First impression:

Well, so I took the train from London to Holyhead, which is a port on the west coast on Britain (in Wales), and took the ferry from Holyhead to Dublin. While this was my first time in a ferry and I quite enjoyed it, I would avoid the train journey if I were to go there again. While I was waiting for my ferry to arrive at 2:40 in the night, two drunken Irish girls got down from the ferry from Dublin, and started enquiring about “how to reach UK”. One of them started dancing and hugging the gentleman who tried telling her she was already in UK. Finally a fight broke out between the two (no one knows why) and the police arrived to take them away. THAT was some start to my journey, and I started to get nervous about what was in store for me in Ireland.

Day 1:

Dublin turned out to be very welcoming and pleasant in spite of my ‘entertaining’ experience at Holyhead. This was the first time I stayed in a hostel, and I think makes sense when you know you are going to travel quite a bit and don’t want to go overboard on the hotel expenses, which are typically thrice as expensive as the hostels. I met a girl from DC in the breakfast room and she joined me in exploring the city on foot.

We started at the O’Connel monument and went on to Trinity College. Even though the buildings have undergone evident facelifts after being built in 1592, the campus is magnificent. We went inside the Old Library to see the spectacular long room, and then to the Treasury to see the beautiful Book of Kells, which was made around 800 AD. I still can’t believe that handcrafted designs can be so intricate! The vibrant colors were apparently taken from rare minerals found in the Middle East. Oh, and the red dye was taken from a particular species of insects, but only when they were pregnant. Now, THAT must have been quite a task!

We then walked to Grafton Street, the main vibrant shopping area of the city. It started to get sunny as we had a second breakfast near St Ann’s Church. National Museum was nice too, although I was surprised that there was nothing from the struggle against the British rule. National Gallery was a collection of nice paintings set against colorful walls. We then went to St Stephen’s Green park, which was beautiful beautiful. Basically, we were lucky in that all the flowers were in blossom, and it was sunny and pleasant. I was so happy that my friend dragged me there even though I hadn’t planned on it earlier. We ended the day with St Patrick’s Church and its huge ornate stained glass walls. Splendid!

The evening at the Auld Dubliner:
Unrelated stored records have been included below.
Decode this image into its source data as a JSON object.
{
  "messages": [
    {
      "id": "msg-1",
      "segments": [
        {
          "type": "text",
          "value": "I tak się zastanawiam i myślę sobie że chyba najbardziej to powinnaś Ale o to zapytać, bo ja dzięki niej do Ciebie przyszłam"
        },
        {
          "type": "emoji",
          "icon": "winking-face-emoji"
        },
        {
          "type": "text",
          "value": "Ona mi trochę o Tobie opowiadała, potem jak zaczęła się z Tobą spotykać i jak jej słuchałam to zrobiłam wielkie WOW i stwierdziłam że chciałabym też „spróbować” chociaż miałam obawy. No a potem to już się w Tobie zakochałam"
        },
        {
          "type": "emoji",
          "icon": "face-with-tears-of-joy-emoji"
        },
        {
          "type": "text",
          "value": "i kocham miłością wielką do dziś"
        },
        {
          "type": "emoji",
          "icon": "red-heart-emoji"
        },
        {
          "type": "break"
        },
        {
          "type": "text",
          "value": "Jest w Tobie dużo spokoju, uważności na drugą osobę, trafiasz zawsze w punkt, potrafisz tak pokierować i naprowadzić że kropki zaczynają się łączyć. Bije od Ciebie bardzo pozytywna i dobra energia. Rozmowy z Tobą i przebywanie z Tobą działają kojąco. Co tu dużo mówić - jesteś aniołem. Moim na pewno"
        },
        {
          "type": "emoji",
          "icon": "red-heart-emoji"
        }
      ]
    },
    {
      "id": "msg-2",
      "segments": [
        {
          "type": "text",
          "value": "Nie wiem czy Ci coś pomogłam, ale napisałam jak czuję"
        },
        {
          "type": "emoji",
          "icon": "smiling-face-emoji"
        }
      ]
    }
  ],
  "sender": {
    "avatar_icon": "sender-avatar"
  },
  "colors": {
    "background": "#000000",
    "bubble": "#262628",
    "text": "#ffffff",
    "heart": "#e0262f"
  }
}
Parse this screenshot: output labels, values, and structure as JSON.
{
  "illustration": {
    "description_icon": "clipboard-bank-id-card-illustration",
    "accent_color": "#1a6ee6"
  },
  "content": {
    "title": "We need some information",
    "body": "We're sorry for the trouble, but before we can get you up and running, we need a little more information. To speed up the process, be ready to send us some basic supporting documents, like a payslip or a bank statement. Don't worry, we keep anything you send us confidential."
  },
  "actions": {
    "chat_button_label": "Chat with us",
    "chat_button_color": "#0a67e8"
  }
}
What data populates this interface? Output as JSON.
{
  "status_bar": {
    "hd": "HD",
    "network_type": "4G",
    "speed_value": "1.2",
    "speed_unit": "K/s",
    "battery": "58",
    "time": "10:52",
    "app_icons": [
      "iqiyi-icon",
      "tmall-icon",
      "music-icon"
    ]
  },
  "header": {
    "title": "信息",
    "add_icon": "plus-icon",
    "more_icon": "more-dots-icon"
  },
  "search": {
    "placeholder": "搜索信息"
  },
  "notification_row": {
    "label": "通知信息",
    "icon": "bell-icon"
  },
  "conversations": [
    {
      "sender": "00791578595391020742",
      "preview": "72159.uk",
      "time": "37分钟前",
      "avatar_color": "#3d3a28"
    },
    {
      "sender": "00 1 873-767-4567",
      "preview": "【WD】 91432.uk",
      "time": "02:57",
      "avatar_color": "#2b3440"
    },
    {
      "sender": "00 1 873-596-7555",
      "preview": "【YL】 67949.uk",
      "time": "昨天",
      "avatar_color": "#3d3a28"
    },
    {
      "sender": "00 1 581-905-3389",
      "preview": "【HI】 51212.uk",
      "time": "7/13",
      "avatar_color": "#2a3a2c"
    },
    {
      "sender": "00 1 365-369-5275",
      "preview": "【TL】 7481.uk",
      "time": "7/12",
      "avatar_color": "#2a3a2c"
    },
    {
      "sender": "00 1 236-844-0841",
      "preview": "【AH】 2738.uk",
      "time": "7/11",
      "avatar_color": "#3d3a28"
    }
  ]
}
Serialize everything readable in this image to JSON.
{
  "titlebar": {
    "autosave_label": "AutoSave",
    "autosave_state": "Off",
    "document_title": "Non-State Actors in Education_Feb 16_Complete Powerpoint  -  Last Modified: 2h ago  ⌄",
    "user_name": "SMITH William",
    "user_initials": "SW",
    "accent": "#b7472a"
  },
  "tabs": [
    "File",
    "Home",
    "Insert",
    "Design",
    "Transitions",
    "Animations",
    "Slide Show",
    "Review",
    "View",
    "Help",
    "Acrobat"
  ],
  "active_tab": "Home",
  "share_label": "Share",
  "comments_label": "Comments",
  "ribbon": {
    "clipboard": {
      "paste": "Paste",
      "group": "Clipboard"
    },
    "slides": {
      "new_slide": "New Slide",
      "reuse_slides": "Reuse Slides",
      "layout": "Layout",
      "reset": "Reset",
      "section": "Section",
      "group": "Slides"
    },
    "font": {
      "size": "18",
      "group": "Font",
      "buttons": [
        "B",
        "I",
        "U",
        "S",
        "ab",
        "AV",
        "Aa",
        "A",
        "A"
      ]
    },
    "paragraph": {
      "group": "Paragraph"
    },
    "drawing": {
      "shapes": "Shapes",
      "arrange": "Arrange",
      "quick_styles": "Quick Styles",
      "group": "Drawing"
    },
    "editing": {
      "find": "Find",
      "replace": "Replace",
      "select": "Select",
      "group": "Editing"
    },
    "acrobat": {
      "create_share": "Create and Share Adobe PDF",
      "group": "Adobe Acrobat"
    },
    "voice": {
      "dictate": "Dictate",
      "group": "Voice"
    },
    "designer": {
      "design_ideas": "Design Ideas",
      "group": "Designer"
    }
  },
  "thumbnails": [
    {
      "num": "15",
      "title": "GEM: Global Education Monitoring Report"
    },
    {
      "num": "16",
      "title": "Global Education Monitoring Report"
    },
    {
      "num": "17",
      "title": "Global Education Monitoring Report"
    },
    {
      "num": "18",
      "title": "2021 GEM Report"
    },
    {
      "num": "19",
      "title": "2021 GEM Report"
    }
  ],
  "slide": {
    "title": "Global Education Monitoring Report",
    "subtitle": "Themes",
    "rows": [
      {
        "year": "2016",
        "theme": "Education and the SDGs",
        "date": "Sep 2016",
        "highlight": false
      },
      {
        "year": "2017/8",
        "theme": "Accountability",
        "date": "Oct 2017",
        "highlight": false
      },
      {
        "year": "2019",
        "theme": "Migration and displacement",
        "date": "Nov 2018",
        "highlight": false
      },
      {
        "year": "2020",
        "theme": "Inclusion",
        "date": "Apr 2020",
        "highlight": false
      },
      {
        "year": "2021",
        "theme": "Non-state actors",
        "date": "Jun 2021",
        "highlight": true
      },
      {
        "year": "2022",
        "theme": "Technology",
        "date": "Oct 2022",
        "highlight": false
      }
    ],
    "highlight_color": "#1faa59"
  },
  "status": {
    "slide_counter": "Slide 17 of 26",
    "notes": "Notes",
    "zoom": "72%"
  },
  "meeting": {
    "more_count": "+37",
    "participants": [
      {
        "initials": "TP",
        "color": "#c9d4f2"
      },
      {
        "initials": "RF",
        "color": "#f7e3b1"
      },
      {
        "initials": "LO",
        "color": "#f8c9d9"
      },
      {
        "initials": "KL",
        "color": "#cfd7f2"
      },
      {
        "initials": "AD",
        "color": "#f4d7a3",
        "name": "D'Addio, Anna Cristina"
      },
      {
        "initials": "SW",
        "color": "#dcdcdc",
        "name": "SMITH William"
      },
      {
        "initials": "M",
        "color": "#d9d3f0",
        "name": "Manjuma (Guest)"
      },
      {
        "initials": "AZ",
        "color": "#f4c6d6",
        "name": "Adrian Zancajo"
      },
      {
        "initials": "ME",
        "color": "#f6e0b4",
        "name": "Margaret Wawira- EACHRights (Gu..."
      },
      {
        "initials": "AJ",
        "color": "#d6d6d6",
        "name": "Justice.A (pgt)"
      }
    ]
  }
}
We had walked almost 15 kms in one day. My feet were screaming for mercy and we decided to take rest for an hour before hitting the Temple Bar area for dinner at an Irish restaurant. Temple Bar (the famous bar after which the area is named) is so overrated! There was jam packed with absolutely no place to stand, and men were pushing women. Gross. We decided to leave the bar early, and went in ‘The Auld Dubliner’ instead. This was where the real party began. I quite liked the crowd – very international and very friendly. And the music wasn’t bad either. So we Indian girls sat at the bar and got ourselves two pints of Guinness. The barmen were very friendly, except the Indian one, who seemed very skeptical of us.

However, we were not alone for long. At one point, we were surrounded by a group of 8-10 German men at a bachelor party, who were very curious about ‘Indian black’ eyes. It’s nice to be told that one is beautiful. Hell, it’s very nice to be told that. In the bigger scheme of things, these small compliments go a long way! The snooty Indian barman wasn’t laughing anymore. We then met another girl from Indiana. I ended up having one of my best nightouts ever! When we started, we thought we’d be back by 11. Hell, we went back at like 4 or something!

Day 2:

Day 2 started very late for obvious reasons. We had to cover four main places and had just over half a day. We first took a tour of the Guinness storehouse, where they had simulated a mini brewery for us. Very impressive indeed. Arthur Guinness, the man who invented the Guiness ‘formula’ exactly 250 years ago, signed a 9000 year lease for his brewery. Genius!

After about an hour in the brewery and a couple of free sips of the famous beer, we went to do a tour of the Kilmainham Gaol jail, where the national heroes of the 1916 Easter Rising were held captive and shot. It was nice to know about the history of Ireland and I was quite moved by some of the stories of the heroes. The Irish got their freedom from Britain in 1922, but only after splitting the country in two (the Northern Ireland is still a British territory). We then came back to the city center to do a tour of the Dublin castle, which was home to the British queen when she used to visit Ireland. I headed to the hostel after visiting the Christ Church Cathedral.

Dublin is definitely worth a visit if you are in Europe or UK for tourism. It is easy to get around, and the people are one of the friendliest in Europe.